Friday, May 7, 2010

Did the Machines Take Over the Stock Market?

Dow Jones Industrial Average (May 7, 2010)
Business analytics as a core process in financials services is quickly being transformed into automated decisioning as the power and ubiquity of computing is increasing.

There are obvious benefits but there are also risks, as we saw in yesterday's stock market plunge.

In today's (May 7, 2010) NYTimes, the article "Surge of Computer Selling After Apparent Glitch Sends Stocks Plunging" states:

"The glitch that sent markets tumbling Thursday was years in the making, driven by the rise of computers that transformed stock trading more in the last 20 years than in the previous 200." 

The old system of floor traders matching buyers and sellers has been replaced by machines that process trades automatically, speeding the flow of buy and sell orders but also sometimes facilitating the kind of unexplained volatility that roiled markets Thursday.
“We have a market that responds in milliseconds, but the humans monitoring respond in minutes, and unfortunately billions of dollars of damage can occur in the meantime” 

 It will be important to get to the root cause of this near disaster but this quote would cause anyone concern:
"The source remained unknown, but that jolt apparently set off trading based on computer algorithms, which in turn rippled across indexes and spiraled out of control."
For a short while, traders started to distrust what they were seeing.
“There was no pricing mechanism,” Mr. Clancy said. “There was nothing.

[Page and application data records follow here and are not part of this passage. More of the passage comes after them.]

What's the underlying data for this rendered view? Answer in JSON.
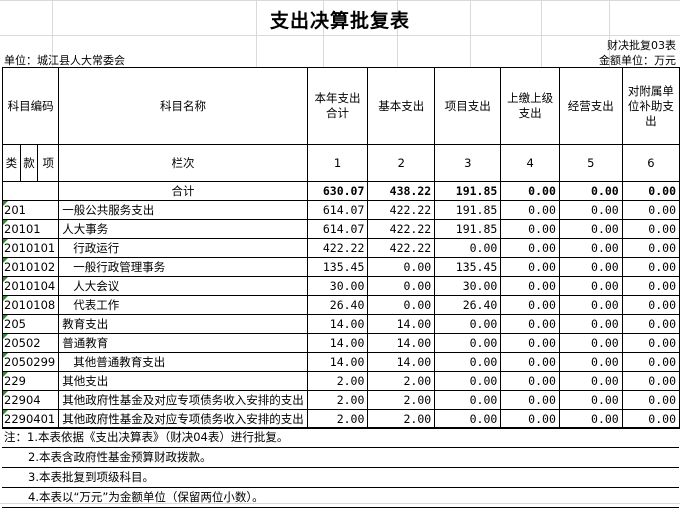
{
  "title": "支出决算批复表",
  "report_code": "财决批复03表",
  "unit_label": "单位：城江县人大常委会",
  "amount_unit": "金额单位：万元",
  "headers": {
    "code": "科目编码",
    "name": "科目名称",
    "total": "本年支出合计",
    "basic": "基本支出",
    "project": "项目支出",
    "upper": "上缴上级支出",
    "business": "经营支出",
    "subsidy": "对附属单位补助支出",
    "lei": "类",
    "kuan": "款",
    "xiang": "项"
  },
  "col_index": {
    "label": "栏次",
    "numbers": [
      "1",
      "2",
      "3",
      "4",
      "5",
      "6"
    ]
  },
  "total_row": {
    "label": "合计",
    "values": [
      "630.07",
      "438.22",
      "191.85",
      "0.00",
      "0.00",
      "0.00"
    ]
  },
  "rows": [
    {
      "code": "201",
      "name": "一般公共服务支出",
      "values": [
        "614.07",
        "422.22",
        "191.85",
        "0.00",
        "0.00",
        "0.00"
      ]
    },
    {
      "code": "20101",
      "name": "人大事务",
      "values": [
        "614.07",
        "422.22",
        "191.85",
        "0.00",
        "0.00",
        "0.00"
      ]
    },
    {
      "code": "2010101",
      "name": "行政运行",
      "values": [
        "422.22",
        "422.22",
        "0.00",
        "0.00",
        "0.00",
        "0.00"
      ]
    },
    {
      "code": "2010102",
      "name": "一般行政管理事务",
      "values": [
        "135.45",
        "0.00",
        "135.45",
        "0.00",
        "0.00",
        "0.00"
      ]
    },
    {
      "code": "2010104",
      "name": "人大会议",
      "values": [
        "30.00",
        "0.00",
        "30.00",
        "0.00",
        "0.00",
        "0.00"
      ]
    },
    {
      "code": "2010108",
      "name": "代表工作",
      "values": [
        "26.40",
        "0.00",
        "26.40",
        "0.00",
        "0.00",
        "0.00"
      ]
    },
    {
      "code": "205",
      "name": "教育支出",
      "values": [
        "14.00",
        "14.00",
        "0.00",
        "0.00",
        "0.00",
        "0.00"
      ]
    },
    {
      "code": "20502",
      "name": "普通教育",
      "values": [
        "14.00",
        "14.00",
        "0.00",
        "0.00",
        "0.00",
        "0.00"
      ]
    },
    {
      "code": "2050299",
      "name": "其他普通教育支出",
      "values": [
        "14.00",
        "14.00",
        "0.00",
        "0.00",
        "0.00",
        "0.00"
      ]
    },
    {
      "code": "229",
      "name": "其他支出",
      "values": [
        "2.00",
        "2.00",
        "0.00",
        "0.00",
        "0.00",
        "0.00"
      ]
    },
    {
      "code": "22904",
      "name": "其他政府性基金及对应专项债务收入安排的支出",
      "values": [
        "2.00",
        "2.00",
        "0.00",
        "0.00",
        "0.00",
        "0.00"
      ]
    },
    {
      "code": "2290401",
      "name": "其他政府性基金及对应专项债务收入安排的支出",
      "values": [
        "2.00",
        "2.00",
        "0.00",
        "0.00",
        "0.00",
        "0.00"
      ]
    }
  ],
  "notes": [
    "注：1.本表依据《支出决算表》（财决04表）进行批复。",
    "2.本表含政府性基金预算财政拨款。",
    "3.本表批复到项级科目。",
    "4.本表以“万元”为金额单位（保留两位小数）。"
  ]
}
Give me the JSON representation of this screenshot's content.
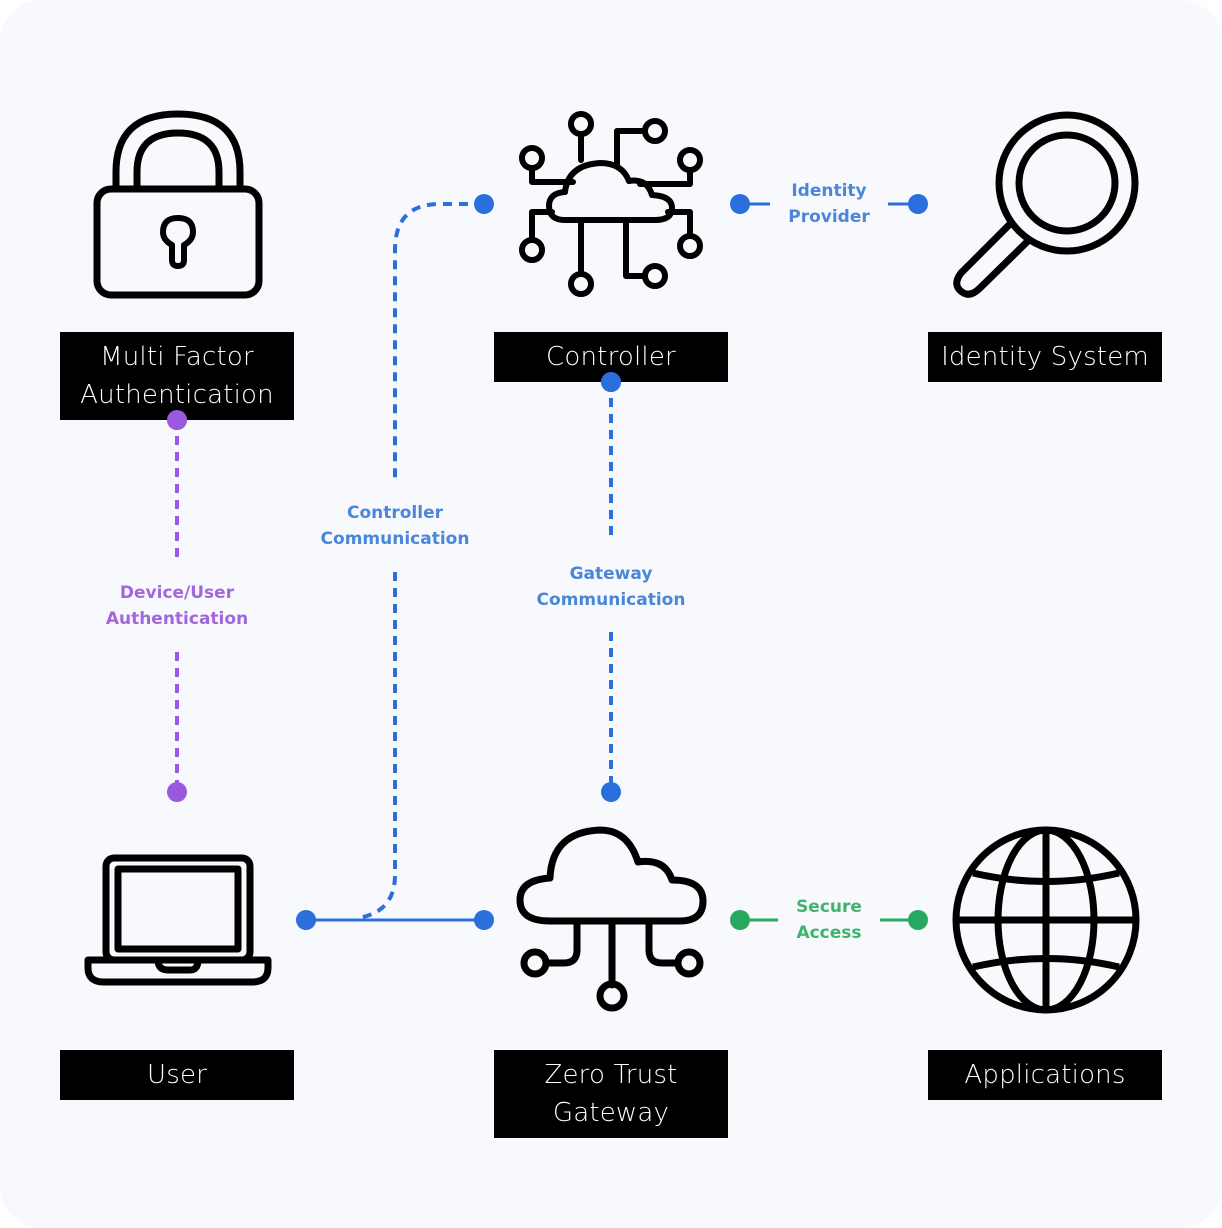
{
  "colors": {
    "background": "#f7f9fd",
    "label_bg": "#000000",
    "label_text": "#ffffff",
    "blue": "#2a6fdc",
    "purple": "#9b59e0",
    "green": "#27a85f",
    "blue_text": "#4b86d8",
    "purple_text": "#a367dc",
    "green_text": "#3eb46f"
  },
  "nodes": {
    "mfa": {
      "label": "Multi Factor Authentication",
      "line1": "Multi Factor",
      "line2": "Authentication",
      "icon": "padlock-icon"
    },
    "controller": {
      "label": "Controller",
      "icon": "cloud-network-icon"
    },
    "identity_system": {
      "label": "Identity System",
      "icon": "magnifying-glass-icon"
    },
    "user": {
      "label": "User",
      "icon": "laptop-icon"
    },
    "gateway": {
      "label": "Zero Trust Gateway",
      "line1": "Zero Trust",
      "line2": "Gateway",
      "icon": "cloud-gateway-icon"
    },
    "applications": {
      "label": "Applications",
      "icon": "globe-icon"
    }
  },
  "edges": {
    "identity_provider": {
      "line1": "Identity",
      "line2": "Provider",
      "from": "Controller",
      "to": "Identity System",
      "style": "solid",
      "color": "blue"
    },
    "controller_comm": {
      "line1": "Controller",
      "line2": "Communication",
      "from": "User",
      "to": "Controller",
      "style": "dashed",
      "color": "blue"
    },
    "device_user_auth": {
      "line1": "Device/User",
      "line2": "Authentication",
      "from": "Multi Factor Authentication",
      "to": "User",
      "style": "dashed",
      "color": "purple"
    },
    "gateway_comm": {
      "line1": "Gateway",
      "line2": "Communication",
      "from": "Controller",
      "to": "Zero Trust Gateway",
      "style": "dashed",
      "color": "blue"
    },
    "user_gateway": {
      "from": "User",
      "to": "Zero Trust Gateway",
      "style": "solid",
      "color": "blue"
    },
    "secure_access": {
      "line1": "Secure",
      "line2": "Access",
      "from": "Zero Trust Gateway",
      "to": "Applications",
      "style": "solid",
      "color": "green"
    }
  }
}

No one knew what anything was worth. You didn’t know where to buy a stock or sell a stock.” 

Did the machines really take over?

Alan Wunsche